It could cost the company some extra development or testing time. However, it could also potentially save the company millions if it catches an issue. If that's the case, then it could well be worth investing in.
Testing Two Code Paths
Using the circuit breaker and science experiment models mean there are now two code paths. This means, before anything goes to production, both of these code paths need to be tested independently. It’s important to make sure the test code actually performs as intended. Using these two models stresses the importance of building testability into your product.
Build a simple way of switching between the two code paths for testing purposes prior to deploying the code using either model. A command line script or a feature flag might be a simple way to do this. It’s possible that pairing with a developer can help decide the best way to accomplish the necessary testing before moving the code to production environments.
In the case of the circuit breaker, this means testing that an error actually causes the flag to flip from true to false. With the science experiment, we need to test the function that compares the values. We need to be sure it tells us the truth when two results are different.
Thinking about testability comes into play. It might be helpful to build extra tooling. For example, one option for the circuit breaker might be a trigger that forces an error. For the science experiment, it could be useful to have a tool that can test the comparer function independently.
Alerts And Logging
The other thing that must be tested is the monitoring or alerting system. Both methods rely on there being an alerting system in place. A logging system such as Splunk or Sumologic can send alerts, for example.
It’s important to make sure that if something alarming happens, that it is logged. Also, the appropriate people need to be alerted! This could be through email or some other method.
It would be a terrible shame if something happened in production, but nobody knew about it!
When It’s Over
The production test shouldn’t be running forever. Once it’s been running for a suitable amount of time without throwing an error, remove the test code. A suitable amount of time, of course, depends entirely on the context of the software being built. Leaving unused code lying around adds to technical debt. This can make the code bloated and more confusing than necessary and cause future headaches for others which might want to run these kinds of tests in the future.
A good approach is to not consider the piece of work ‘done’ until the experiment is complete. This means the old code path has been removed from the codebase, and only the new one remains. If your team has a formal ‘definition of done’, clearing the technical debt should be part of this. This may mean the task remains ‘open’ for some time as the test remains active in production.
Reducing Risk & Gaining Robust Software
Either of these approaches will help reduce risk when making major software changes. The circuit breaker approach creates a safety net in case something goes wrong. The science experiment puts a feature through its paces, by evaluating real production usage. They are great tools for your development and testing toolkit. By using them when appropriate we can build more robust software. This is a win for both the team building the software, and the users using it.

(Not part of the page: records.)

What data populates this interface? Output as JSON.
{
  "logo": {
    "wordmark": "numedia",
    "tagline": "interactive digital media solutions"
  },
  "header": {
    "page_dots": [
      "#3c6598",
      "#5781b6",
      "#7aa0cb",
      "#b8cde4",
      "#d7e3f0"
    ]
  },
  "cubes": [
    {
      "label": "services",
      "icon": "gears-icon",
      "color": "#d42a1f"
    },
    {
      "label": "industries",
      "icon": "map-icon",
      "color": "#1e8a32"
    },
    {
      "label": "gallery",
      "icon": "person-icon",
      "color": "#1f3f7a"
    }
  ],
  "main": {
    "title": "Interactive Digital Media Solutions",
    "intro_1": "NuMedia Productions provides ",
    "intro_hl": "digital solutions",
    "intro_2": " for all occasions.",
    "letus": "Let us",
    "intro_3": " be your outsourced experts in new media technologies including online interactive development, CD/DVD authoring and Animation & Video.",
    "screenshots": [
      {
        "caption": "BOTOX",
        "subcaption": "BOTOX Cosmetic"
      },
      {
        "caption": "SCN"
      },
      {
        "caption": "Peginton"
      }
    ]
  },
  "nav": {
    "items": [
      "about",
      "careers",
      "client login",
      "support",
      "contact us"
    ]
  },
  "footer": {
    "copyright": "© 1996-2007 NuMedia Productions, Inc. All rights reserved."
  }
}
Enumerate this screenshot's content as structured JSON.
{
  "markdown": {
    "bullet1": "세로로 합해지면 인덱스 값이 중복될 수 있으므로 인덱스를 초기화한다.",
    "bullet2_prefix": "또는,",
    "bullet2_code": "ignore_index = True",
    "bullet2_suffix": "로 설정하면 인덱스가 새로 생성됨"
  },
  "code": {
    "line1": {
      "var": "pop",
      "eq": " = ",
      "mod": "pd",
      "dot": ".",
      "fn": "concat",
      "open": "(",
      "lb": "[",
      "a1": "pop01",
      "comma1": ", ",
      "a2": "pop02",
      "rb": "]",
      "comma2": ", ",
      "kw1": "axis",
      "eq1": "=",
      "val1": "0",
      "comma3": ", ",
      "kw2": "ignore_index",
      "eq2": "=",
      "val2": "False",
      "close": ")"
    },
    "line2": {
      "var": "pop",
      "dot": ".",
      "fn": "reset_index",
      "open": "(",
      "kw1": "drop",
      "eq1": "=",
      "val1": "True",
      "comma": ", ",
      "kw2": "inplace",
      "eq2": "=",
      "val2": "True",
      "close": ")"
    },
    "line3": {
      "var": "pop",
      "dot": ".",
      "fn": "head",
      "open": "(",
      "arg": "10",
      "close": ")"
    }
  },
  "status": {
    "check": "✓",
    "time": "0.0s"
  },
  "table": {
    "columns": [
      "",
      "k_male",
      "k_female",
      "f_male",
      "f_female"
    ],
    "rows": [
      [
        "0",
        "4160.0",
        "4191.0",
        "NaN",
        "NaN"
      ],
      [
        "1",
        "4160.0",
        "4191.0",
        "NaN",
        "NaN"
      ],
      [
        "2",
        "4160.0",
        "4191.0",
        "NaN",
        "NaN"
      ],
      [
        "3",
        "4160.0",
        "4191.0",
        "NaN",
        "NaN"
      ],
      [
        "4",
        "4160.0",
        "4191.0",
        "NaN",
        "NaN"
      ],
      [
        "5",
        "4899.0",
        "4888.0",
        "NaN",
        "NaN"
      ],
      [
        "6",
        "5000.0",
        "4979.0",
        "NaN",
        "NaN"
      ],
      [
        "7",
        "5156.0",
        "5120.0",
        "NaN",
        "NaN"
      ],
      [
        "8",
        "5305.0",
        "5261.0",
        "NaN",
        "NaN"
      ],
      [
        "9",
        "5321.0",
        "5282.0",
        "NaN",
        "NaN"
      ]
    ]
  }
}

James is a software tester, currently helping to build world class giving and engagement solutions at Pushpay. He's a big believer in making life better for everyone - by building helpful, easy-to-use software; by helping other testers get better at their craft; or by taking his friends to the pub. When he's not doing the above, you can find him drawing pictures, running around in the forest, or playing video games with his wife and son. You can find him as @jamesespie on Twitter or @daily.pie on Instagram. He also hosts the SuperTestingBros podcast with his buddy Dan, which is definitely something you should listen to. Find them on Twitter as @SuperTestingBro.